• Exercise description: Reprint the lines below as they are, minus the pictures.

___

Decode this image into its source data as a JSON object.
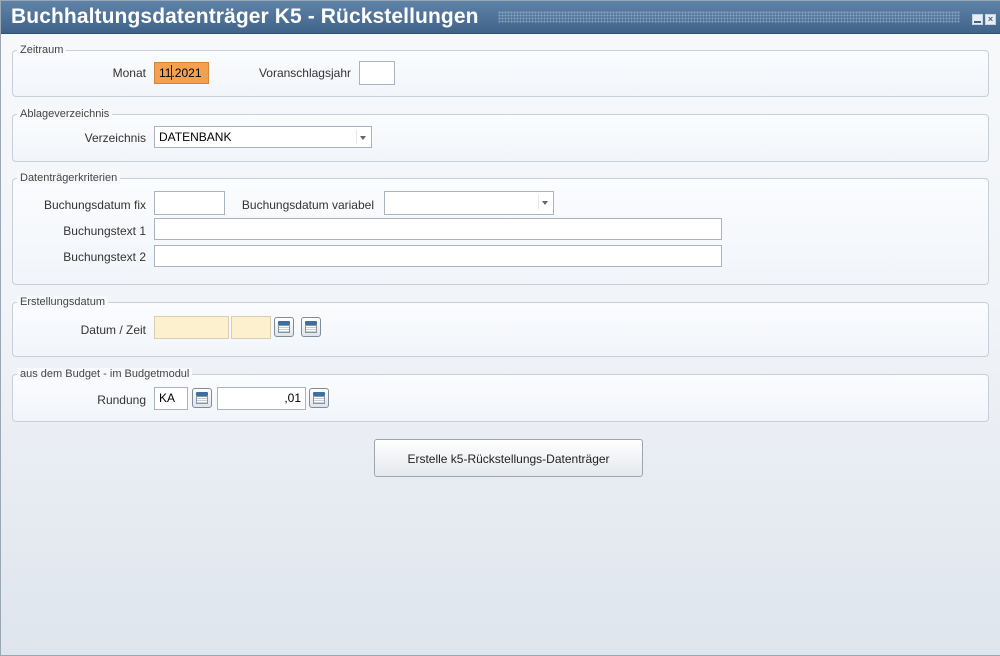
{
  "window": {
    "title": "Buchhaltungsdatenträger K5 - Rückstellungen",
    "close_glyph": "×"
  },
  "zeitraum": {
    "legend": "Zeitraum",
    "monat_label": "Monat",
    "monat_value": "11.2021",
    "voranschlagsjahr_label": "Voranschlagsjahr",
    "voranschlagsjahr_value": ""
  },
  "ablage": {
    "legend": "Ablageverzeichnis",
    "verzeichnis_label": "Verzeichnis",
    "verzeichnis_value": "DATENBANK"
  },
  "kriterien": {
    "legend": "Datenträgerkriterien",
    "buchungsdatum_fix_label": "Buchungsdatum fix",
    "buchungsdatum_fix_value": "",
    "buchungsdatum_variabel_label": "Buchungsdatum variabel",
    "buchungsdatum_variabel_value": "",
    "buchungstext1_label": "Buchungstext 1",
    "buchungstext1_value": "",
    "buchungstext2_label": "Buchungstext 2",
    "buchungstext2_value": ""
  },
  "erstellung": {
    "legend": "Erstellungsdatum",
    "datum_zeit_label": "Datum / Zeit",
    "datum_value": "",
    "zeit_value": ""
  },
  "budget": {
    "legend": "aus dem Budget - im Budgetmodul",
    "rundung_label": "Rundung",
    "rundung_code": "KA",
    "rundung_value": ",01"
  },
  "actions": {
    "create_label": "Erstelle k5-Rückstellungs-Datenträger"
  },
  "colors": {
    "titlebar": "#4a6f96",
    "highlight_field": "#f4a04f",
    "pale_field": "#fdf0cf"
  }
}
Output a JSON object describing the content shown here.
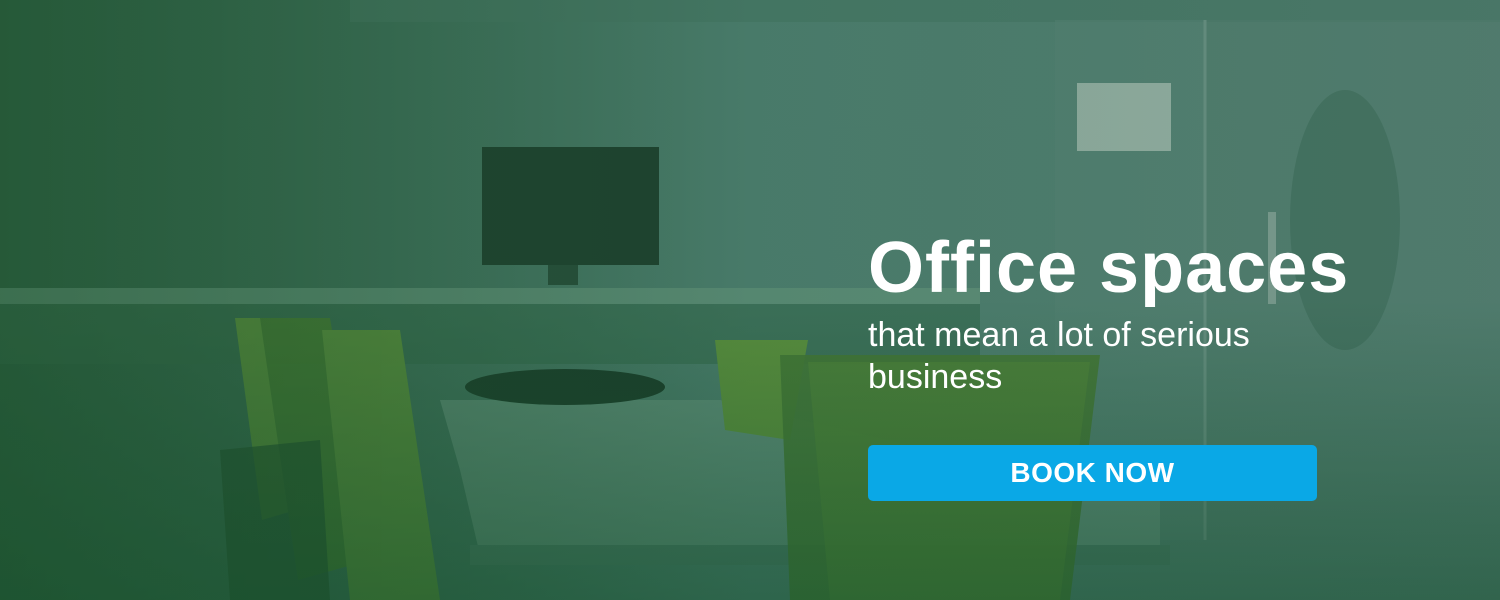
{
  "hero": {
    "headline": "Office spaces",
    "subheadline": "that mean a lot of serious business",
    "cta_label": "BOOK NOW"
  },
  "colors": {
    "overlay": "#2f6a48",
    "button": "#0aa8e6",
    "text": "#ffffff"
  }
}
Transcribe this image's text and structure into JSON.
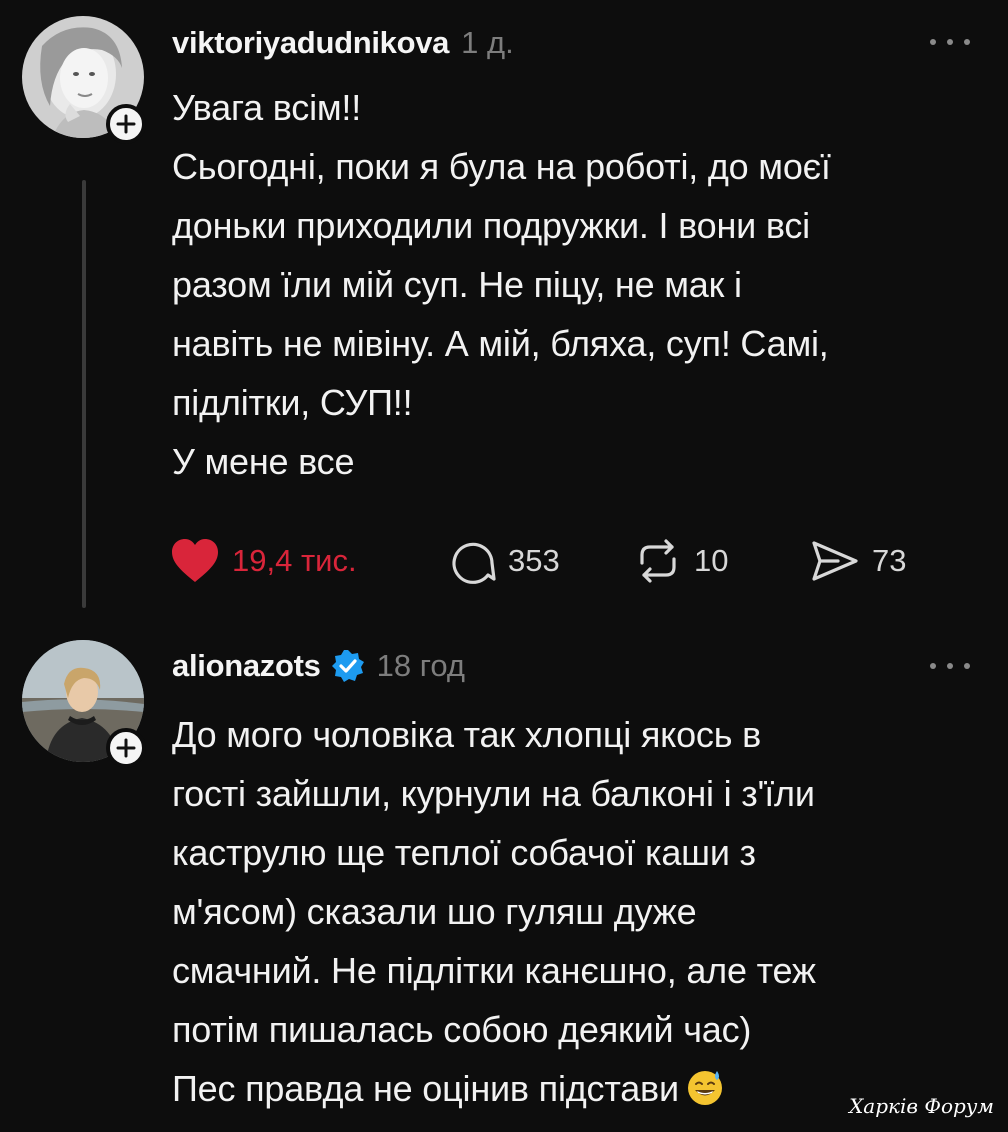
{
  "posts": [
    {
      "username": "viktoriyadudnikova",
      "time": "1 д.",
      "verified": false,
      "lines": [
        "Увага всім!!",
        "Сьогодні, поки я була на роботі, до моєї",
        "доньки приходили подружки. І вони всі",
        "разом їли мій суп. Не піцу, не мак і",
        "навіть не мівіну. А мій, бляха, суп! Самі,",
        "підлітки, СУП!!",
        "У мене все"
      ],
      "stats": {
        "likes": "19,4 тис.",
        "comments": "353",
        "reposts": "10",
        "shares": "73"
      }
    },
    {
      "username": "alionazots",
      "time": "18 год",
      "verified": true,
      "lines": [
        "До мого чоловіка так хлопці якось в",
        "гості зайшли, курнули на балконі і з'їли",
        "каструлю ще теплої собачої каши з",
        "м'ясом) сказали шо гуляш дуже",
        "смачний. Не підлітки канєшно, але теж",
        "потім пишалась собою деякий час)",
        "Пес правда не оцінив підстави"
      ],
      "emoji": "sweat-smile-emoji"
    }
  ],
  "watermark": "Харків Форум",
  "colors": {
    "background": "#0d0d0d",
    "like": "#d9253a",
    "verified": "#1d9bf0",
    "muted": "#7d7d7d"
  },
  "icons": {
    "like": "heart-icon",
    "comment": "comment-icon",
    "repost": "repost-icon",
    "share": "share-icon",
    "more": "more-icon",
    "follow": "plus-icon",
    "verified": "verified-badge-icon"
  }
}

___

• Task output:
Decode this image into its source data as a JSON object.
{
  "window": {
    "title": "Buchhaltungsdatenträger K5 - Rückstellungen",
    "close_glyph": "×"
  },
  "zeitraum": {
    "legend": "Zeitraum",
    "monat_label": "Monat",
    "monat_value": "11.2021",
    "voranschlagsjahr_label": "Voranschlagsjahr",
    "voranschlagsjahr_value": ""
  },
  "ablage": {
    "legend": "Ablageverzeichnis",
    "verzeichnis_label": "Verzeichnis",
    "verzeichnis_value": "DATENBANK"
  },
  "kriterien": {
    "legend": "Datenträgerkriterien",
    "buchungsdatum_fix_label": "Buchungsdatum fix",
    "buchungsdatum_fix_value": "",
    "buchungsdatum_variabel_label": "Buchungsdatum variabel",
    "buchungsdatum_variabel_value": "",
    "buchungstext1_label": "Buchungstext 1",
    "buchungstext1_value": "",
    "buchungstext2_label": "Buchungstext 2",
    "buchungstext2_value": ""
  },
  "erstellung": {
    "legend": "Erstellungsdatum",
    "datum_zeit_label": "Datum / Zeit",
    "datum_value": "",
    "zeit_value": ""
  },
  "budget": {
    "legend": "aus dem Budget - im Budgetmodul",
    "rundung_label": "Rundung",
    "rundung_code": "KA",
    "rundung_value": ",01"
  },
  "actions": {
    "create_label": "Erstelle k5-Rückstellungs-Datenträger"
  },
  "colors": {
    "titlebar": "#4a6f96",
    "highlight_field": "#f4a04f",
    "pale_field": "#fdf0cf"
  }
}
Output a JSON object describing the content shown here.
{
  "hero": {
    "headline": "Office spaces",
    "subheadline": "that mean a lot of serious business",
    "cta_label": "BOOK NOW"
  },
  "colors": {
    "overlay": "#2f6a48",
    "button": "#0aa8e6",
    "text": "#ffffff"
  }
}
Transcribe this image's text and structure into JSON.
{
  "posts": [
    {
      "username": "viktoriyadudnikova",
      "time": "1 д.",
      "verified": false,
      "lines": [
        "Увага всім!!",
        "Сьогодні, поки я була на роботі, до моєї",
        "доньки приходили подружки. І вони всі",
        "разом їли мій суп. Не піцу, не мак і",
        "навіть не мівіну. А мій, бляха, суп! Самі,",
        "підлітки, СУП!!",
        "У мене все"
      ],
      "stats": {
        "likes": "19,4 тис.",
        "comments": "353",
        "reposts": "10",
        "shares": "73"
      }
    },
    {
      "username": "alionazots",
      "time": "18 год",
      "verified": true,
      "lines": [
        "До мого чоловіка так хлопці якось в",
        "гості зайшли, курнули на балконі і з'їли",
        "каструлю ще теплої собачої каши з",
        "м'ясом) сказали шо гуляш дуже",
        "смачний. Не підлітки канєшно, але теж",
        "потім пишалась собою деякий час)",
        "Пес правда не оцінив підстави"
      ],
      "emoji": "sweat-smile-emoji"
    }
  ],
  "watermark": "Харків Форум",
  "colors": {
    "background": "#0d0d0d",
    "like": "#d9253a",
    "verified": "#1d9bf0",
    "muted": "#7d7d7d"
  },
  "icons": {
    "like": "heart-icon",
    "comment": "comment-icon",
    "repost": "repost-icon",
    "share": "share-icon",
    "more": "more-icon",
    "follow": "plus-icon",
    "verified": "verified-badge-icon"
  }
}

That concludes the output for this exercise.